View of the Front Range from Denver International Airport. Courtesy of Ken Lund.

View of the Front Range from Denver International Airport. Courtesy of Ken Lund.

Denver International Airport — Colorado

DIA has won awards for its design, but the view of nature surrounding it is much more breathtaking. Althoughit is positioned more than a half hour’s drive outside of Denver, the airport still features fantastic views of the Rocky Mountains. Unfortunately, you will likely only see the views if you’re in Terminal West. Terminal East faces toward flat, desolate eastern Colorado.

The view from Honolulu International Airport. Courtesy of Robert Linsdell.

The view from Honolulu International Airport. Courtesy of Robert Linsdell.

Honolulu International Airport — Hawaii

If touching down in paradise doesn’t leave you in enough state of bliss, check out the view out the airport window. The airport is sandwiched between Mãmala Bay and Oahu’s iconic Diamond Head Crater, just beyond Waikiki Beach. If you can peel your eyes away from that glory, check out the Honolulu skyline and nearby Pearl Harbor.

 

Courtesy of Hideyuki Kamon.

Courtesy of Hideyuki Kamon.

Vancouver International Airport — British Columbia, Canada

Another view dominated by mountains and sea. The airport is positioned just on the coast of the Salish Sea, and the snowcapped North Shore Mountain range overlooks it all. It is probably safe to assume all the Winter Olympic athletes that converged in the city in 2010 drew most of their inspiration from this view.

 

A look at Bora Bora's main island from the airport. Courtesy of Michael Stout.

A look at Bora Bora’s main island from the airport. Courtesy of Michael Stout.

Bora Bora Airport — French Polynesia

Flying into any island of tropical paradise is going to be, well, paradise, and Bora Bora is no exception. The lack of land available for runways forces airports to be built in beautiful locations on the islands. This one, also called the Motu Mute Airport, was built on an islet in a lagoon, and a boat transport is necessary to get to the main island.

 

The Mendenhall Glacier and Juneau airport. Courtesy of Sam Beebe.

The Mendenhall Glacier and Juneau airport. Courtesy of Sam Beebe.

Juneau International Airport — Alaska

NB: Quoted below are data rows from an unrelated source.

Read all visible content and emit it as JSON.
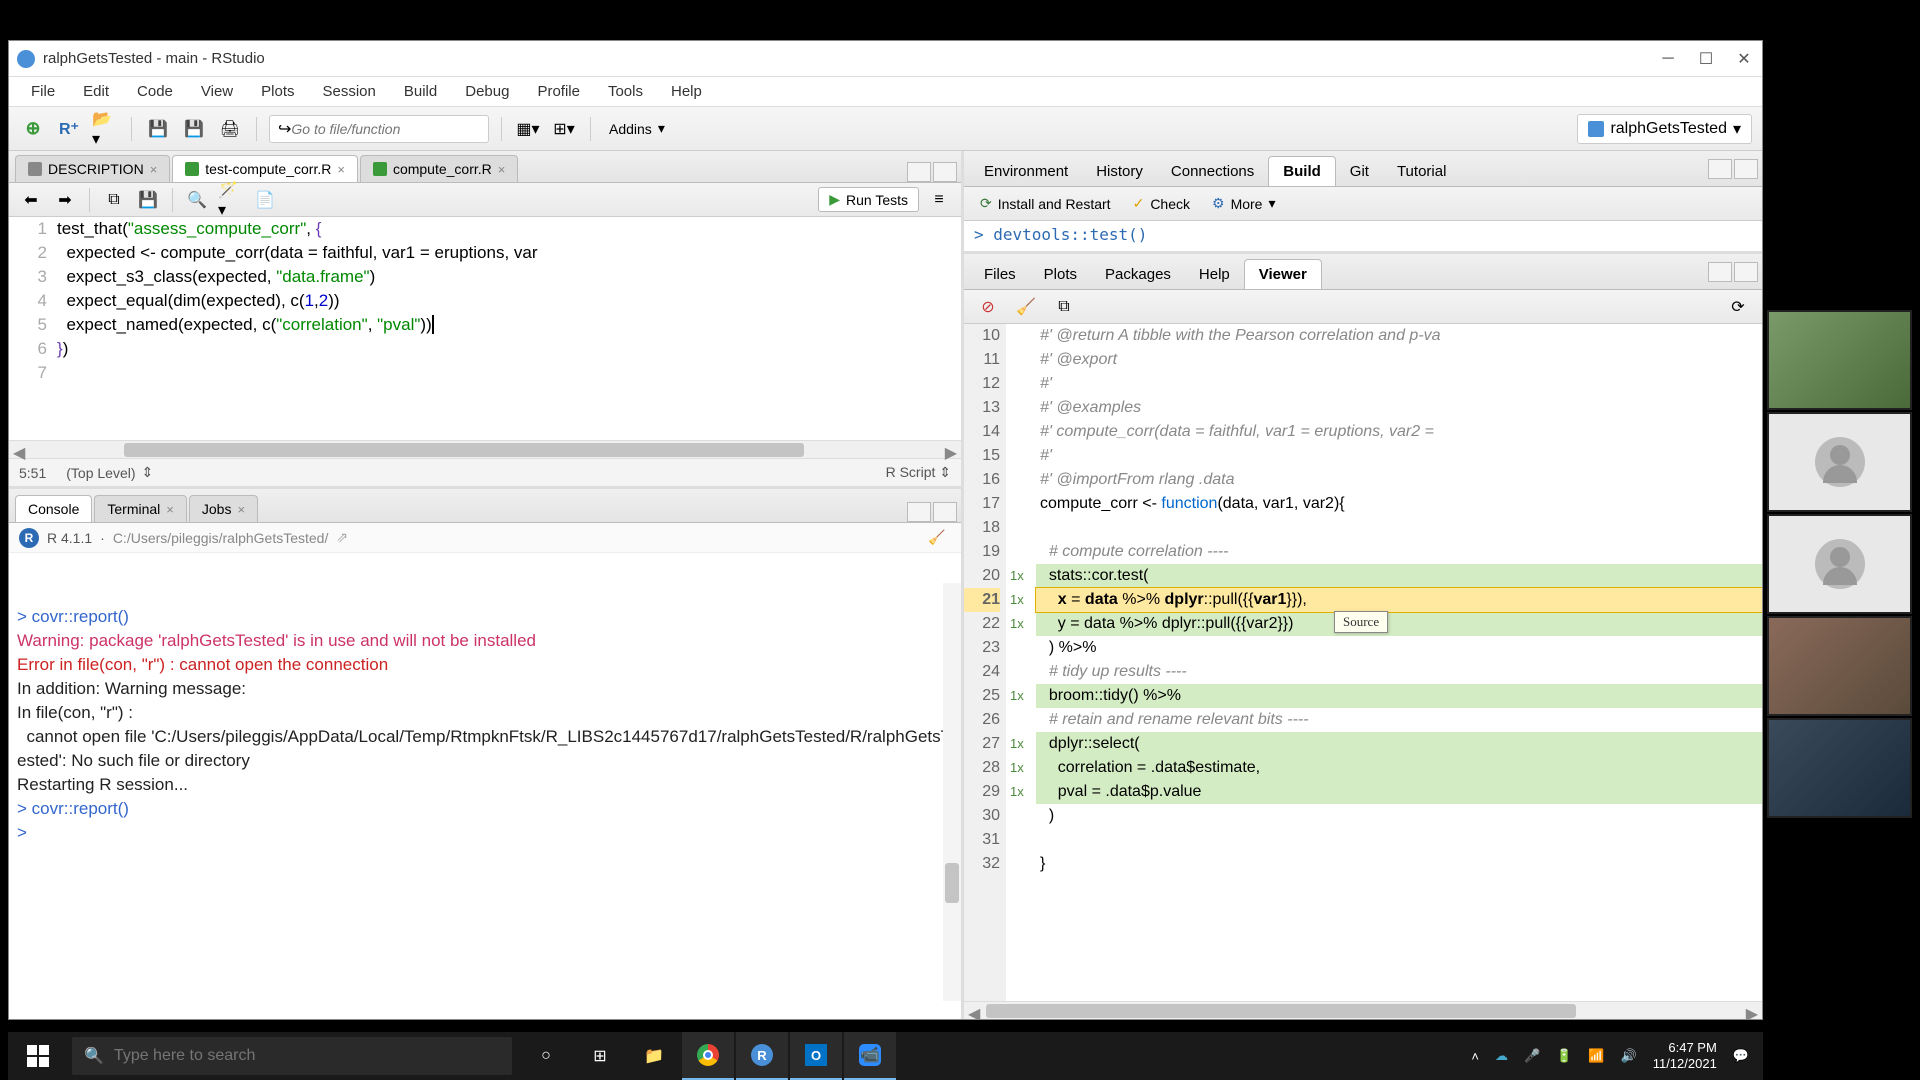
{
  "titlebar": {
    "text": "ralphGetsTested - main - RStudio"
  },
  "menubar": [
    "File",
    "Edit",
    "Code",
    "View",
    "Plots",
    "Session",
    "Build",
    "Debug",
    "Profile",
    "Tools",
    "Help"
  ],
  "toolbar": {
    "goto_placeholder": "Go to file/function",
    "addins": "Addins",
    "project": "ralphGetsTested"
  },
  "source": {
    "tabs": [
      {
        "label": "DESCRIPTION",
        "icon": "#888"
      },
      {
        "label": "test-compute_corr.R",
        "icon": "#3a9a3a",
        "active": true
      },
      {
        "label": "compute_corr.R",
        "icon": "#3a9a3a"
      }
    ],
    "run_tests": "Run Tests",
    "lines": [
      {
        "n": 1,
        "html": "test_that(<span class='kw-str'>\"assess_compute_corr\"</span>, <span class='kw-paren'>{</span>"
      },
      {
        "n": 2,
        "html": "  expected &lt;- compute_corr(data = faithful, var1 = eruptions, var"
      },
      {
        "n": 3,
        "html": "  expect_s3_class(expected, <span class='kw-str'>\"data.frame\"</span>)"
      },
      {
        "n": 4,
        "html": "  expect_equal(dim(expected), c(<span class='kw-num'>1</span>,<span class='kw-num'>2</span>))"
      },
      {
        "n": 5,
        "html": "  expect_named(expected, c(<span class='kw-str'>\"correlation\"</span>, <span class='kw-str'>\"pval\"</span>))<span style='border-left:2px solid #000'></span>"
      },
      {
        "n": 6,
        "html": "<span class='kw-paren'>}</span>)"
      },
      {
        "n": 7,
        "html": ""
      }
    ],
    "cursor": "5:51",
    "scope": "(Top Level)",
    "mode": "R Script"
  },
  "console": {
    "tabs": [
      {
        "label": "Console",
        "active": true
      },
      {
        "label": "Terminal"
      },
      {
        "label": "Jobs"
      }
    ],
    "version": "R 4.1.1",
    "wd": "C:/Users/pileggis/ralphGetsTested/",
    "lines": [
      {
        "cls": "c-prompt",
        "text": "> covr::report()"
      },
      {
        "cls": "c-warn",
        "text": "Warning: package 'ralphGetsTested' is in use and will not be installed"
      },
      {
        "cls": "c-err",
        "text": "Error in file(con, \"r\") : cannot open the connection"
      },
      {
        "cls": "c-text",
        "text": "In addition: Warning message:"
      },
      {
        "cls": "c-text",
        "text": "In file(con, \"r\") :"
      },
      {
        "cls": "c-text",
        "text": "  cannot open file 'C:/Users/pileggis/AppData/Local/Temp/RtmpknFtsk/R_LIBS2c1445767d17/ralphGetsTested/R/ralphGetsTested': No such file or directory"
      },
      {
        "cls": "c-text",
        "text": ""
      },
      {
        "cls": "c-text",
        "text": "Restarting R session..."
      },
      {
        "cls": "c-text",
        "text": ""
      },
      {
        "cls": "c-prompt",
        "text": "> covr::report()"
      },
      {
        "cls": "c-prompt",
        "text": "> "
      }
    ]
  },
  "env": {
    "tabs": [
      "Environment",
      "History",
      "Connections",
      "Build",
      "Git",
      "Tutorial"
    ],
    "active": "Build",
    "toolbar": {
      "install": "Install and Restart",
      "check": "Check",
      "more": "More"
    },
    "peek": "> devtools::test()"
  },
  "viewer": {
    "tabs": [
      "Files",
      "Plots",
      "Packages",
      "Help",
      "Viewer"
    ],
    "active": "Viewer",
    "tooltip": "Source",
    "lines": [
      {
        "n": 10,
        "cov": "",
        "html": "<span class='kw-comment'>#' @return A tibble with the Pearson correlation and p-va</span>"
      },
      {
        "n": 11,
        "cov": "",
        "html": "<span class='kw-comment'>#' @export</span>"
      },
      {
        "n": 12,
        "cov": "",
        "html": "<span class='kw-comment'>#'</span>"
      },
      {
        "n": 13,
        "cov": "",
        "html": "<span class='kw-comment'>#' @examples</span>"
      },
      {
        "n": 14,
        "cov": "",
        "html": "<span class='kw-comment'>#' compute_corr(data = faithful, var1 = eruptions, var2 =</span>"
      },
      {
        "n": 15,
        "cov": "",
        "html": "<span class='kw-comment'>#'</span>"
      },
      {
        "n": 16,
        "cov": "",
        "html": "<span class='kw-comment'>#' @importFrom rlang .data</span>"
      },
      {
        "n": 17,
        "cov": "",
        "html": "compute_corr &lt;- <span style='color:#0066cc'>function</span>(data, var1, var2){"
      },
      {
        "n": 18,
        "cov": "",
        "html": ""
      },
      {
        "n": 19,
        "cov": "",
        "html": "  <span class='kw-comment'># compute correlation ----</span>"
      },
      {
        "n": 20,
        "cov": "1x",
        "hit": true,
        "html": "  stats::cor.test("
      },
      {
        "n": 21,
        "cov": "1x",
        "hit": true,
        "current": true,
        "html": "    <b>x</b> = <b>data</b> %&gt;% <b>dplyr</b>::pull({{<b>var1</b>}}),"
      },
      {
        "n": 22,
        "cov": "1x",
        "hit": true,
        "html": "    y = data %&gt;% dplyr::pull({{var2}})"
      },
      {
        "n": 23,
        "cov": "",
        "html": "  ) %&gt;%"
      },
      {
        "n": 24,
        "cov": "",
        "html": "  <span class='kw-comment'># tidy up results ----</span>"
      },
      {
        "n": 25,
        "cov": "1x",
        "hit": true,
        "html": "  broom::tidy() %&gt;%"
      },
      {
        "n": 26,
        "cov": "",
        "html": "  <span class='kw-comment'># retain and rename relevant bits ----</span>"
      },
      {
        "n": 27,
        "cov": "1x",
        "hit": true,
        "html": "  dplyr::select("
      },
      {
        "n": 28,
        "cov": "1x",
        "hit": true,
        "html": "    correlation = .data$estimate,"
      },
      {
        "n": 29,
        "cov": "1x",
        "hit": true,
        "html": "    pval = .data$p.value"
      },
      {
        "n": 30,
        "cov": "",
        "html": "  )"
      },
      {
        "n": 31,
        "cov": "",
        "html": ""
      },
      {
        "n": 32,
        "cov": "",
        "html": "}"
      }
    ]
  },
  "taskbar": {
    "search": "Type here to search",
    "time": "6:47 PM",
    "date": "11/12/2021"
  }
}
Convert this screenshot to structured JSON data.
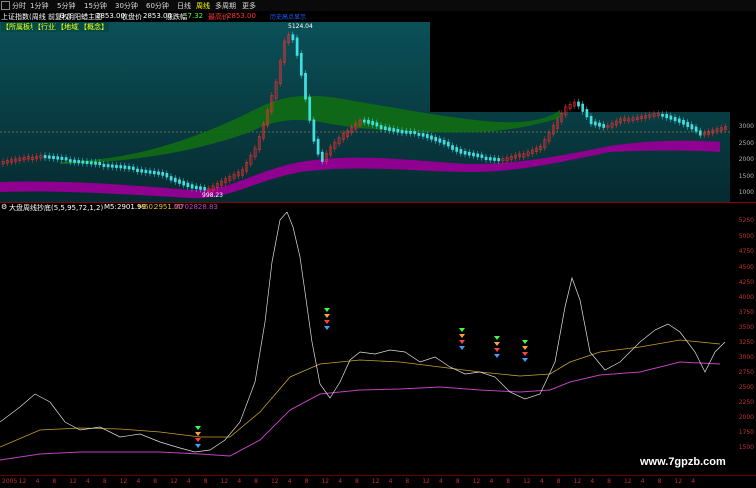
{
  "toolbar": {
    "items": [
      {
        "label": "分时",
        "active": false
      },
      {
        "label": "1分钟",
        "active": false
      },
      {
        "label": "5分钟",
        "active": false
      },
      {
        "label": "15分钟",
        "active": false
      },
      {
        "label": "30分钟",
        "active": false
      },
      {
        "label": "60分钟",
        "active": false
      },
      {
        "label": "日线",
        "active": false
      },
      {
        "label": "周线",
        "active": true
      },
      {
        "label": "多周期",
        "active": false
      },
      {
        "label": "更多",
        "active": false
      }
    ]
  },
  "info_bar": {
    "symbol": "上证指数(周线 前复权)",
    "pattern": "阴阳蜡主图",
    "pattern_value": "2853.00",
    "close_label": "收盘价",
    "close_value": "2853.00",
    "change_label": "涨跌幅",
    "change_value": "-7.32",
    "high_label": "最高价",
    "high_value": "2853.00"
  },
  "tags": [
    "【所属板块】",
    "【行业】",
    "【地域】",
    "【概念】"
  ],
  "main_chart": {
    "peak_label": "5124.04",
    "peak_box_label": "历史高点显示",
    "low_label": "998.23",
    "ref_line": 2853,
    "axis_labels": [
      "3000",
      "2500",
      "2000",
      "1500",
      "1000"
    ]
  },
  "indicator": {
    "title": "大盘周线抄底(5,5,95,72,1,2)",
    "ma5_label": "M5:",
    "ma5_value": "2901.99",
    "ma60_label": "M60:",
    "ma60_value": "2951.00",
    "ma70_label": "M70:",
    "ma70_value": "2828.83",
    "axis_labels": [
      "5250",
      "5000",
      "4750",
      "4500",
      "4250",
      "4000",
      "3750",
      "3500",
      "3250",
      "3000",
      "2750",
      "2500",
      "2250",
      "2000",
      "1750",
      "1500"
    ]
  },
  "date_axis": {
    "labels": [
      "2005",
      "12",
      "4",
      "8",
      "12",
      "4",
      "8",
      "12",
      "4",
      "8",
      "12",
      "4",
      "8",
      "12",
      "4",
      "8",
      "12",
      "4",
      "8",
      "12",
      "4",
      "8",
      "12",
      "4",
      "8",
      "12",
      "4",
      "8",
      "12",
      "4",
      "8",
      "12",
      "4",
      "8",
      "12",
      "4",
      "8",
      "12",
      "4",
      "8",
      "12",
      "4"
    ]
  },
  "watermark": "www.7gpzb.com",
  "colors": {
    "ma_yellow": "#c8a030",
    "ma_purple": "#c040c0",
    "price_line": "#e0e0e0",
    "bull": "#ff3030",
    "bear": "#40e0e0",
    "green_band": "#107010",
    "purple_band": "#900090",
    "teal_bg": "#0b4a50"
  }
}
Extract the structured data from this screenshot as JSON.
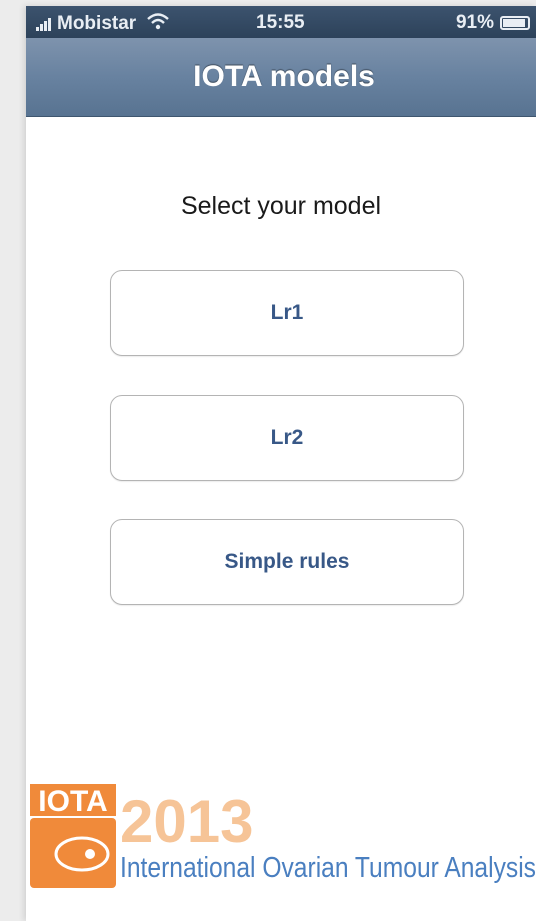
{
  "status_bar": {
    "carrier": "Mobistar",
    "time": "15:55",
    "battery": "91%",
    "icons": [
      "signal-bars-icon",
      "wifi-icon",
      "battery-icon"
    ]
  },
  "nav": {
    "title": "IOTA models"
  },
  "main": {
    "prompt": "Select your model",
    "buttons": [
      {
        "label": "Lr1"
      },
      {
        "label": "Lr2"
      },
      {
        "label": "Simple rules"
      }
    ]
  },
  "logo": {
    "wordmark": "IOTA",
    "year": "2013",
    "tagline": "International Ovarian Tumour Analysis"
  },
  "colors": {
    "nav_bar": "#6882a0",
    "status_bar": "#2d425a",
    "button_text": "#385887",
    "logo_orange": "#f08a3a",
    "logo_year": "#f6c497",
    "logo_tagline": "#4a7fc0"
  }
}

More people have their pilots license than drivers license in Alaska, a state in which it is impossible to escape nature’s beauty. So one might just assume that all of Alaska’s airports are beautiful. They probably are, but let’s focus on Juneau’s airport. The Mendenhall Glacier seems to decend on it, with Mount Juneau rising stoically above.

 

Courtesy of EandJsFilmCrew.

Courtesy of EandJsFilmCrew.

Boston Logan International Airport — Massachusetts

Although the view from Boston’s airport might not be quite as striking as the mountain and paradisiacal scenes some of our other airports have offered, this one offers a nice blend of urban vistas and nature. It is in East Boston and surrounded by water on three sides, so travelers can see the sailboats on Boston Harbour and the downtown skyline.

 

A view of São Paulo from the air. Courtesy of Roger W.

A view of São Paulo from the air. Courtesy of Roger W.

São Paulo Guarulhos International Airport — Brazil

São Paulo is a city that seems to go on forever, especially if you are taking it in by air. On the ground at the airport, travelers can see that huge city sprawling in front of them. Although they may not be experiencing the hustle and bustle of city life quite yet, it looms before them.

CTIXblog CTA _ cheap of the week

Tagged: Beach, City, Flights, Hawaii

Note: CheapTickets compensates authors for their writings appearing on this site.